> [TASK]: Each entry must be given again exactly; images do not belong in the copy.

*** RECORDS FOR THE TASK ***

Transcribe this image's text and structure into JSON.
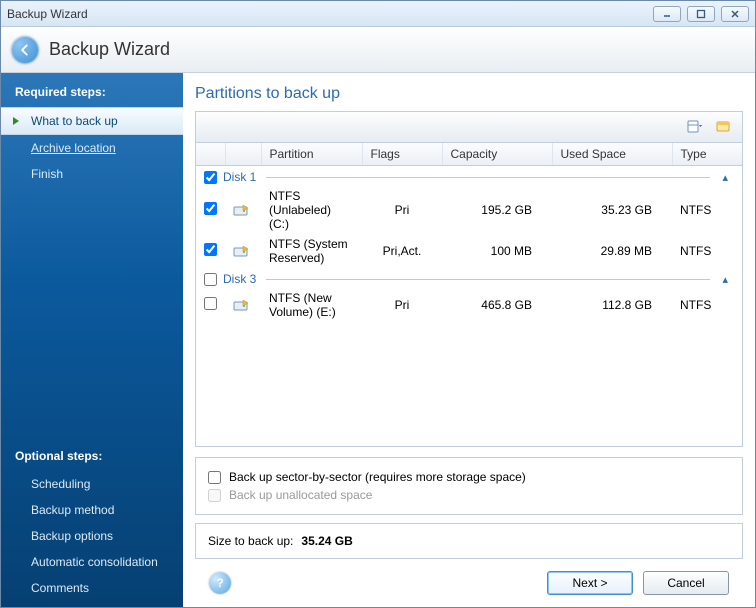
{
  "window": {
    "title": "Backup Wizard"
  },
  "header": {
    "title": "Backup Wizard"
  },
  "sidebar": {
    "required_title": "Required steps:",
    "optional_title": "Optional steps:",
    "required": [
      {
        "label": "What to back up",
        "active": true
      },
      {
        "label": "Archive location",
        "underline": true
      },
      {
        "label": "Finish"
      }
    ],
    "optional": [
      {
        "label": "Scheduling"
      },
      {
        "label": "Backup method"
      },
      {
        "label": "Backup options"
      },
      {
        "label": "Automatic consolidation"
      },
      {
        "label": "Comments"
      }
    ]
  },
  "main": {
    "heading": "Partitions to back up",
    "columns": {
      "partition": "Partition",
      "flags": "Flags",
      "capacity": "Capacity",
      "used": "Used Space",
      "type": "Type"
    },
    "disks": [
      {
        "name": "Disk 1",
        "checked": true,
        "partitions": [
          {
            "checked": true,
            "name": "NTFS (Unlabeled) (C:)",
            "flags": "Pri",
            "capacity": "195.2 GB",
            "used": "35.23 GB",
            "type": "NTFS"
          },
          {
            "checked": true,
            "name": "NTFS (System Reserved)",
            "flags": "Pri,Act.",
            "capacity": "100 MB",
            "used": "29.89 MB",
            "type": "NTFS"
          }
        ]
      },
      {
        "name": "Disk 3",
        "checked": false,
        "partitions": [
          {
            "checked": false,
            "name": "NTFS (New Volume) (E:)",
            "flags": "Pri",
            "capacity": "465.8 GB",
            "used": "112.8 GB",
            "type": "NTFS"
          }
        ]
      }
    ],
    "options": {
      "sector": "Back up sector-by-sector (requires more storage space)",
      "unalloc": "Back up unallocated space"
    },
    "size_label": "Size to back up:",
    "size_value": "35.24 GB"
  },
  "footer": {
    "next": "Next >",
    "cancel": "Cancel"
  }
}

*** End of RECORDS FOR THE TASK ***

> [ANSWER]:
Transcribe this image's text and structure into JSON.
{
  "window": {
    "title": "Backup Wizard"
  },
  "header": {
    "title": "Backup Wizard"
  },
  "sidebar": {
    "required_title": "Required steps:",
    "optional_title": "Optional steps:",
    "required": [
      {
        "label": "What to back up",
        "active": true
      },
      {
        "label": "Archive location",
        "underline": true
      },
      {
        "label": "Finish"
      }
    ],
    "optional": [
      {
        "label": "Scheduling"
      },
      {
        "label": "Backup method"
      },
      {
        "label": "Backup options"
      },
      {
        "label": "Automatic consolidation"
      },
      {
        "label": "Comments"
      }
    ]
  },
  "main": {
    "heading": "Partitions to back up",
    "columns": {
      "partition": "Partition",
      "flags": "Flags",
      "capacity": "Capacity",
      "used": "Used Space",
      "type": "Type"
    },
    "disks": [
      {
        "name": "Disk 1",
        "checked": true,
        "partitions": [
          {
            "checked": true,
            "name": "NTFS (Unlabeled) (C:)",
            "flags": "Pri",
            "capacity": "195.2 GB",
            "used": "35.23 GB",
            "type": "NTFS"
          },
          {
            "checked": true,
            "name": "NTFS (System Reserved)",
            "flags": "Pri,Act.",
            "capacity": "100 MB",
            "used": "29.89 MB",
            "type": "NTFS"
          }
        ]
      },
      {
        "name": "Disk 3",
        "checked": false,
        "partitions": [
          {
            "checked": false,
            "name": "NTFS (New Volume) (E:)",
            "flags": "Pri",
            "capacity": "465.8 GB",
            "used": "112.8 GB",
            "type": "NTFS"
          }
        ]
      }
    ],
    "options": {
      "sector": "Back up sector-by-sector (requires more storage space)",
      "unalloc": "Back up unallocated space"
    },
    "size_label": "Size to back up:",
    "size_value": "35.24 GB"
  },
  "footer": {
    "next": "Next >",
    "cancel": "Cancel"
  }
}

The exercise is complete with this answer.